What is needed — In the records below, tally the lines that contain the word "shortcut" and give only that number.
(Beginning of Information)
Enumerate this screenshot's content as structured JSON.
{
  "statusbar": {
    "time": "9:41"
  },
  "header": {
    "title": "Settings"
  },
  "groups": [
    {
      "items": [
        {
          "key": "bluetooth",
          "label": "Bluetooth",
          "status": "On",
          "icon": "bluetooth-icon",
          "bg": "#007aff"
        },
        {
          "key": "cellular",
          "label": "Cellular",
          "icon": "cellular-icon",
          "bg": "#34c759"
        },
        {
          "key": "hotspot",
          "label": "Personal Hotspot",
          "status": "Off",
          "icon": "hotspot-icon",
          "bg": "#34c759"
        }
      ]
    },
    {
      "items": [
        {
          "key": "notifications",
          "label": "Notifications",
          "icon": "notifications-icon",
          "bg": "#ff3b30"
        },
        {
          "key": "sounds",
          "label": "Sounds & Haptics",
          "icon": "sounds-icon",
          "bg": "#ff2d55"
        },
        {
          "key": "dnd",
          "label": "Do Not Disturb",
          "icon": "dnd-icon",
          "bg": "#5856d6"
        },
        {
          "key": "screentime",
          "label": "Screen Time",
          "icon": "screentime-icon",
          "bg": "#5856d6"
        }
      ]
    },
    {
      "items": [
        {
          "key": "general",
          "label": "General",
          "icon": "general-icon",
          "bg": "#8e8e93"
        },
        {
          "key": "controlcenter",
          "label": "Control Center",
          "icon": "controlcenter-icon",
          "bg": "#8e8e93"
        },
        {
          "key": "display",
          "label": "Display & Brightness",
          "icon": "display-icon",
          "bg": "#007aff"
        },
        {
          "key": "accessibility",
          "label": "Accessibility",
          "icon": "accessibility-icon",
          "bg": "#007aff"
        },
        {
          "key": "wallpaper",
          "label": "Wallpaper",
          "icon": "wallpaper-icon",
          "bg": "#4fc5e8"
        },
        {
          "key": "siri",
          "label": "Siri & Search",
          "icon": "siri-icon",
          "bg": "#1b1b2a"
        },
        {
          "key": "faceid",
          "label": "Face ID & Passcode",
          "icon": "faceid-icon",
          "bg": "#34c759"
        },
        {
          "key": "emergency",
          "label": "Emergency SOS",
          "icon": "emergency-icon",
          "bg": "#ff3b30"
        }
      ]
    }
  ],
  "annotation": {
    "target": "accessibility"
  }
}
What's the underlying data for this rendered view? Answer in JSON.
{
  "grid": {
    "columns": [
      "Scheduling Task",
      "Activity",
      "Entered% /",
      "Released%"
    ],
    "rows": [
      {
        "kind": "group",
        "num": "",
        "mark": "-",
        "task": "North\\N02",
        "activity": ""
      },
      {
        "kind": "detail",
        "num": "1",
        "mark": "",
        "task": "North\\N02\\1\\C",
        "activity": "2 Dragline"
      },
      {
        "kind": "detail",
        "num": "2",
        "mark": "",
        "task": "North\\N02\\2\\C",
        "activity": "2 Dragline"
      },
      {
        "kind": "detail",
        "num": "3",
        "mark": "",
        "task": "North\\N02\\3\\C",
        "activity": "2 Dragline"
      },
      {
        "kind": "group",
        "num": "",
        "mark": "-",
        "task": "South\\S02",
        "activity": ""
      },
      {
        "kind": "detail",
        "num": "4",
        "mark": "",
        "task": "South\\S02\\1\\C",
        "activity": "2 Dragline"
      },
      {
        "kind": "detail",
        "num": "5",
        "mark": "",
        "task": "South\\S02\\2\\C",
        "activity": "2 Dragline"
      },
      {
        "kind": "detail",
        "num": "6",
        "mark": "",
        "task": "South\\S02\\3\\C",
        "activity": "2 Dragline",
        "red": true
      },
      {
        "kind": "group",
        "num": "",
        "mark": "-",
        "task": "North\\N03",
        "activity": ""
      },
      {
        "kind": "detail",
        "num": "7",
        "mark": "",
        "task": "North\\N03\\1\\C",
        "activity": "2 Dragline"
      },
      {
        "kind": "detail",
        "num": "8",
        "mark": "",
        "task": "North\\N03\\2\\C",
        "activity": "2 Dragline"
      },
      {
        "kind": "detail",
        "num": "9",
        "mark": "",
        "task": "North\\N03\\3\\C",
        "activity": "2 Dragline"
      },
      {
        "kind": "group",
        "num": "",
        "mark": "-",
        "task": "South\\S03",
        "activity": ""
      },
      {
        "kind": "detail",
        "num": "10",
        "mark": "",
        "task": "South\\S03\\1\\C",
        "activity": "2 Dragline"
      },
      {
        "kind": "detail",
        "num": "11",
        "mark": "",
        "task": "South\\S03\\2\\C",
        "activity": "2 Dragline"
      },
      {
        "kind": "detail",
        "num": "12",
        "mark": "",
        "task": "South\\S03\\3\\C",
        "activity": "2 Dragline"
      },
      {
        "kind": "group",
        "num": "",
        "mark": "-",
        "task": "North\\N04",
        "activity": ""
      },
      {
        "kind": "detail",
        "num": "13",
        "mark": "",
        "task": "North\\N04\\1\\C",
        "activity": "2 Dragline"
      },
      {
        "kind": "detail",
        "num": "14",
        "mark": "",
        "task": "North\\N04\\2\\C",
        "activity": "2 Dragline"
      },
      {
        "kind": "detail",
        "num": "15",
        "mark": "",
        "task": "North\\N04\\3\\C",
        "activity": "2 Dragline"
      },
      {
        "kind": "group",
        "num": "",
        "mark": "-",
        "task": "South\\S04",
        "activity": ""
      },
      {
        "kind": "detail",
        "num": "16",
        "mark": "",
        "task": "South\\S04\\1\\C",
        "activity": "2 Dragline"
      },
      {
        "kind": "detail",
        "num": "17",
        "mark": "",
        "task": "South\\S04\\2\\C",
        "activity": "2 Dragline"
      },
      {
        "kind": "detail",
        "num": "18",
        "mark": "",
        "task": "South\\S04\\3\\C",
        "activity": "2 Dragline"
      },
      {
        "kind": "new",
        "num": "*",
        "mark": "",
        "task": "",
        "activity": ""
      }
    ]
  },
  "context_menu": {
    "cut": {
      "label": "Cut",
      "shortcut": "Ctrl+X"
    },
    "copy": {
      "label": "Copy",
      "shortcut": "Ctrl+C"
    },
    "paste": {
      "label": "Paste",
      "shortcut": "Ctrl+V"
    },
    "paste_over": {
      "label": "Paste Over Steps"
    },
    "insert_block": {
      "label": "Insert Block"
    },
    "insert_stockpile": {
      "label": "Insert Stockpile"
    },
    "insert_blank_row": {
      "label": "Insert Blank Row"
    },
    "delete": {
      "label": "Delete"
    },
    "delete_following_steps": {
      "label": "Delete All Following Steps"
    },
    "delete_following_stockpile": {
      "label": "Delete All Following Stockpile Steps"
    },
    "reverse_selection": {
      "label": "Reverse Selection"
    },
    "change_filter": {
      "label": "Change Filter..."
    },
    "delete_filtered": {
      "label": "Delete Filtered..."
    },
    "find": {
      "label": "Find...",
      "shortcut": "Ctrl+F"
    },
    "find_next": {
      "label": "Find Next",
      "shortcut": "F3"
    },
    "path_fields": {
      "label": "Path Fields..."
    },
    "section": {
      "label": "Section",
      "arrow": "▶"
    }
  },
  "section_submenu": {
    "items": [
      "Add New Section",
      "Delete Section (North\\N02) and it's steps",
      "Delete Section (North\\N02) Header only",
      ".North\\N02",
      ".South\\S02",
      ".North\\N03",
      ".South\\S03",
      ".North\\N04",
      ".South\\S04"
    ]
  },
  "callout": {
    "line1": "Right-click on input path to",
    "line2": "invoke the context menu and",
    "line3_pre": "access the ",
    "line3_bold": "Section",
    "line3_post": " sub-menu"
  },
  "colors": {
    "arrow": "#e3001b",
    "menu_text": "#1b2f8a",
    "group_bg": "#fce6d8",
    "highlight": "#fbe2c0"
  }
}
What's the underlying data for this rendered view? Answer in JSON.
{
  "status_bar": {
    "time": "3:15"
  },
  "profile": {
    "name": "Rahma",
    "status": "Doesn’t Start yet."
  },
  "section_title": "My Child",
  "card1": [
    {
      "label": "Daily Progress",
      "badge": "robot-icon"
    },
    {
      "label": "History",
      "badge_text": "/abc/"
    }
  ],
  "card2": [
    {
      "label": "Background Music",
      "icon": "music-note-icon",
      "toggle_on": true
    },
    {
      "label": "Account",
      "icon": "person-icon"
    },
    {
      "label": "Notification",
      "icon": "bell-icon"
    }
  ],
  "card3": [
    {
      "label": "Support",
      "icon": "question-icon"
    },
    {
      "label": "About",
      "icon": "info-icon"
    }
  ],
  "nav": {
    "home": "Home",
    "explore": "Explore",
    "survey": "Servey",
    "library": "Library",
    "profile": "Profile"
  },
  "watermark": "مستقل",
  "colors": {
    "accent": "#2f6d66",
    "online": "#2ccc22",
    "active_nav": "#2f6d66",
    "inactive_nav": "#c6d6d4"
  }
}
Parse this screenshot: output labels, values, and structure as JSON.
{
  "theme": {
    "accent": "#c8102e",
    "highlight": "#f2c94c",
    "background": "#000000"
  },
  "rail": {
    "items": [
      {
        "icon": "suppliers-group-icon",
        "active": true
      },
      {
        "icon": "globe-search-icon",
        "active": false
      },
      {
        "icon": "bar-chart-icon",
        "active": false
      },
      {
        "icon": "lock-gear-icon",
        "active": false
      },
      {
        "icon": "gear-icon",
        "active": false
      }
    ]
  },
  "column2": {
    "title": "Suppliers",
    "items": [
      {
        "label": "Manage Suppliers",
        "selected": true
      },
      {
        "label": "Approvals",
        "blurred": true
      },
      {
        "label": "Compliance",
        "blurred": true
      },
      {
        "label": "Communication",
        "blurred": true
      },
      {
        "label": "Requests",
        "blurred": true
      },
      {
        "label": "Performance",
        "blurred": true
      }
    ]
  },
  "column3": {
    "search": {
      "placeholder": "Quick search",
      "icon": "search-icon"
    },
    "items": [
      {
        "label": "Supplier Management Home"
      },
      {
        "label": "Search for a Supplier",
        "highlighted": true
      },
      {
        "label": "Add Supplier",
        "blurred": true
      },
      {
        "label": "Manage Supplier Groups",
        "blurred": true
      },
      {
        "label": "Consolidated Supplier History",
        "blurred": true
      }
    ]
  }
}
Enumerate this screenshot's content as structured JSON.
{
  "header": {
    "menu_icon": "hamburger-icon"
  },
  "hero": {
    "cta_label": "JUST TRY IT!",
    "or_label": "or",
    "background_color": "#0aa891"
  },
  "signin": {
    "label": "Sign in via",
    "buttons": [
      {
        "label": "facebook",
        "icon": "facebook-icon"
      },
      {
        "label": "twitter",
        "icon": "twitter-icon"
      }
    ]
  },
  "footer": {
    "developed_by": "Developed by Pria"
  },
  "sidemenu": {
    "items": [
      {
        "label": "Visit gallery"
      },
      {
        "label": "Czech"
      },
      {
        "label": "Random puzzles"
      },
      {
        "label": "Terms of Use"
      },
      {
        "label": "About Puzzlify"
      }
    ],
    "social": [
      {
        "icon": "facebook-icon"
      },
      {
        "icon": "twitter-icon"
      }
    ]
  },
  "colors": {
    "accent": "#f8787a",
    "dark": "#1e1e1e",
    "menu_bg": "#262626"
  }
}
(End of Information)
Response to the task — 5